What Do I do if my Landlord simply refuses to return my security deposit?

If you have a true dispute about the return of your security deposit, give us a call. We will not charge you upfront for any consultation and we may write your landlord a legal demand letter if the situation warrants it at no upfront cost to you. What we have found is that oftentimes when your landlord receives a legal letter formally demanding the return of the deposit, they often recognize that they are in the wrong and agree to return the security deposit. If not, we can pursue the recovery of the security deposit and attorney fees and costs in litigation.

We will only collect a fee if you get your money returned.

A recent client stated: “Megan helped me successfully receive my security deposit in full when my landlord failed to return it within 30 days and also failed to give me an itemized statement of deductions. Had it not been for Megan, my landlord would have tried to withhold my entire security deposit for reasonable wear and tear.”

This is provided for informational purposes only and not for the purpose of providing legal advice.


Cruise Ship Accidents and Injuries Can be Complicated

New Orleans is one of the most popular destinations to embark on a vacation cruise, and it is the sixth largest port in the nation. In 2017, New Orleans serviced 1.15 million cruise passengers, which was a to date record.   We welcomed a 4,000 passenger Norwegian cruise ship in November of 2017, which was the largest passenger cruise ship to arrive in New Orleans ever. 

It is so popular, in fact, that Carnival has just debuted a New Orleans themed cruise ship called “Mardi Gras". This 180,000 ton ship is scheduled to set sail in 2020, and will service 5,000 passengers.  It will have a French-Quarter themed deck lined with bars, a traditional jazz club, and even a roller coaster.

Although the worst thing that happens to most cruisers will be a sunburn or a hangover, there are many instances where a passenger is injured on a cruise ship, sometimes seriously.  These injuries can include food poisoning, sexual assault and rape, battery, a slip and fall accident, injuries while on excursions, or even death or a missing person.  Unfortunately, legal regulations of cruise ships are complex, there is no traditional “law enforcement” on board, safety personnel onboard are limited and medical attention (often contracted out by the cruise line) is scarce.  

Because of the lack of services on the ship, it is most often incumbent on the passenger to take the investigation of their case into their own hands to document what occurred.  If you are injured on a cruise ship, make sure you seek medical attention, report the injury to cruise ship personnel, file a written report with security, collect the information of any witnesses, such as their names, phone numbers, and addresses, try to take photographs and video evidence, and contact an attorney so that they can protect your rights.

While each case is different, typically the ticket that you purchased to go on the cruise will govern what claims you can make, where you need to make them, and the timeline you agreed to make them within.  That is, your ticket may limit the time to bring a suit to just a year or less rather than the three years you may have otherwise had under maritime law.  Additionally many of the tickets require a lawsuit to be filed in Florida.  That’s right, even if you buy your cruise ticket in Arkansas, drive to New Orleans, and go to Mexico without ever getting near Florida, and get injured on your way back to New Orleans, you may have to bring claim in Florida.

If you have been injured on a cruise ship in New Orleans and are in search of a cruise ship lawyer, please give us a call.
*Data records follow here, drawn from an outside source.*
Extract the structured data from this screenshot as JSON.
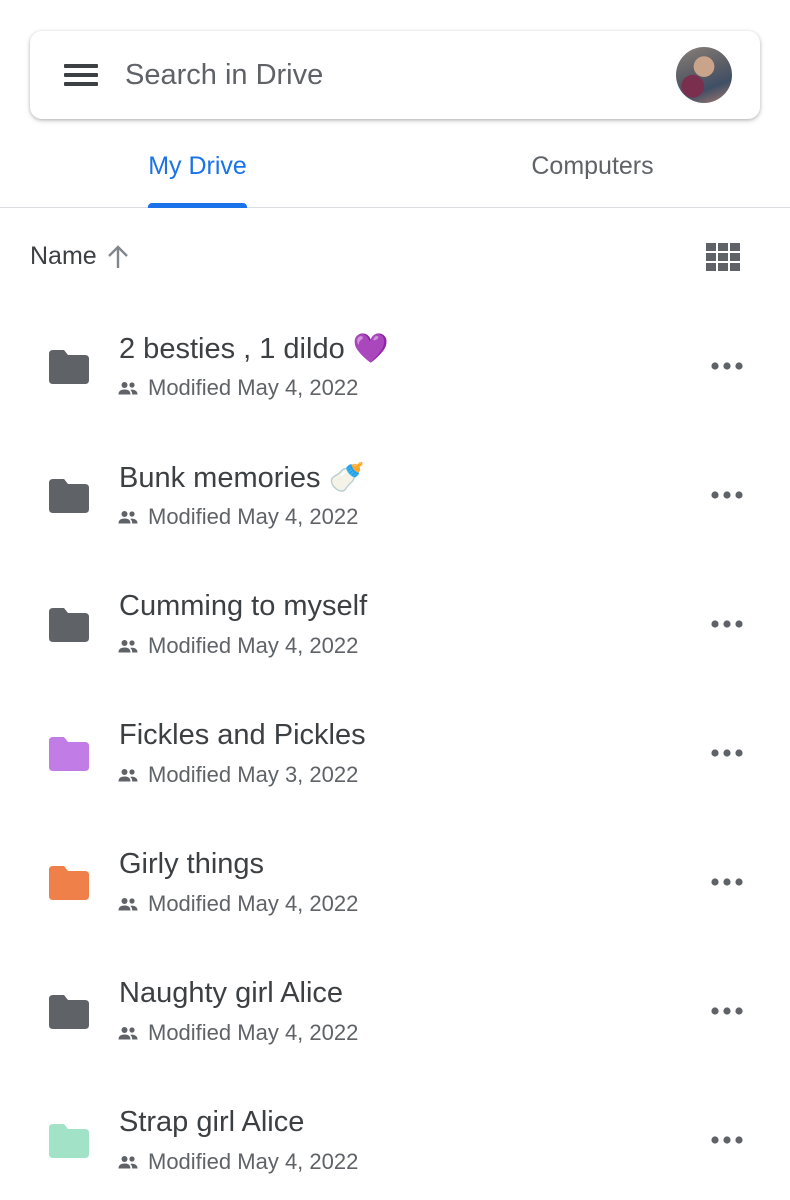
{
  "search": {
    "placeholder": "Search in Drive",
    "menu_icon": "hamburger-menu-icon",
    "avatar_icon": "profile-avatar"
  },
  "tabs": [
    {
      "label": "My Drive",
      "active": true
    },
    {
      "label": "Computers",
      "active": false
    }
  ],
  "sort": {
    "label": "Name",
    "direction_icon": "arrow-up-icon",
    "view_toggle_icon": "grid-view-icon"
  },
  "colors": {
    "accent": "#1a73e8",
    "text_primary": "#3c4043",
    "text_secondary": "#5f6368",
    "divider": "#dadce0"
  },
  "files": [
    {
      "name": "2 besties , 1 dildo 💜",
      "meta": "Modified May 4, 2022",
      "folder_color": "#5f6368",
      "shared": true
    },
    {
      "name": "Bunk memories 🍼",
      "meta": "Modified May 4, 2022",
      "folder_color": "#5f6368",
      "shared": true
    },
    {
      "name": "Cumming to myself",
      "meta": "Modified May 4, 2022",
      "folder_color": "#5f6368",
      "shared": true
    },
    {
      "name": "Fickles and Pickles",
      "meta": "Modified May 3, 2022",
      "folder_color": "#c27ce5",
      "shared": true
    },
    {
      "name": "Girly things",
      "meta": "Modified May 4, 2022",
      "folder_color": "#f0804a",
      "shared": true
    },
    {
      "name": "Naughty girl Alice",
      "meta": "Modified May 4, 2022",
      "folder_color": "#5f6368",
      "shared": true
    },
    {
      "name": "Strap girl Alice",
      "meta": "Modified May 4, 2022",
      "folder_color": "#a2e3c8",
      "shared": true
    }
  ]
}
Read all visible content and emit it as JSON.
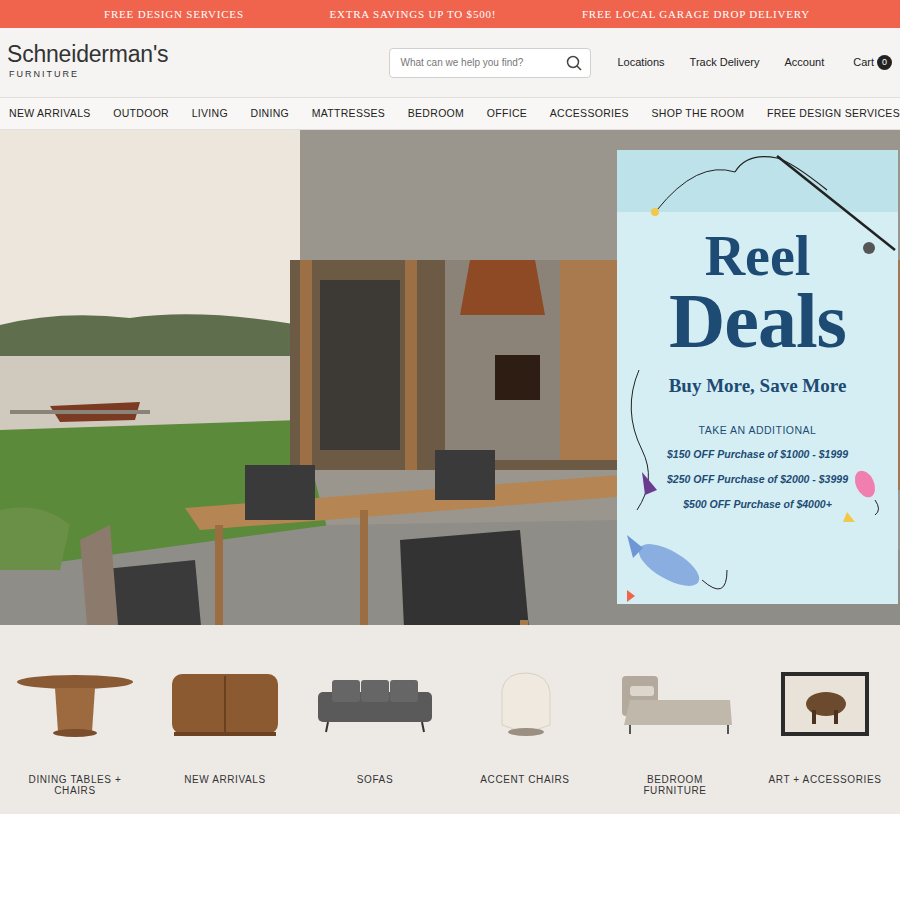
{
  "promo_bar": [
    "FREE DESIGN SERVICES",
    "EXTRA SAVINGS UP TO $500!",
    "FREE LOCAL GARAGE DROP DELIVERY"
  ],
  "logo": {
    "name": "Schneiderman's",
    "tagline": "FURNITURE"
  },
  "search": {
    "placeholder": "What can we help you find?"
  },
  "header_links": [
    "Locations",
    "Track Delivery",
    "Account"
  ],
  "cart": {
    "label": "Cart",
    "count": "0"
  },
  "nav": [
    "NEW ARRIVALS",
    "OUTDOOR",
    "LIVING",
    "DINING",
    "MATTRESSES",
    "BEDROOM",
    "OFFICE",
    "ACCESSORIES",
    "SHOP THE ROOM",
    "FREE DESIGN SERVICES"
  ],
  "hero": {
    "promo": {
      "title_line1": "Reel",
      "title_line2": "Deals",
      "subtitle": "Buy More, Save More",
      "lead": "TAKE AN ADDITIONAL",
      "offers": [
        "$150 OFF Purchase of $1000 - $1999",
        "$250 OFF Purchase of $2000 - $3999",
        "$500 OFF Purchase of $4000+"
      ]
    }
  },
  "categories": [
    {
      "label": "DINING TABLES + CHAIRS",
      "kind": "table"
    },
    {
      "label": "NEW ARRIVALS",
      "kind": "cabinet"
    },
    {
      "label": "SOFAS",
      "kind": "sofa"
    },
    {
      "label": "ACCENT CHAIRS",
      "kind": "chair"
    },
    {
      "label": "BEDROOM FURNITURE",
      "kind": "bed"
    },
    {
      "label": "ART + ACCESSORIES",
      "kind": "art"
    }
  ]
}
We are licensed in Louisiana, New York, California, and Florida.  We can handle these claims even if you do not live in Louisiana.

— Megan C. Kiefer is a partner at Kiefer & Kiefer who handles cruise ship injury litigation.

This is provided for informational purposes only and not for the purpose of providing legal advice.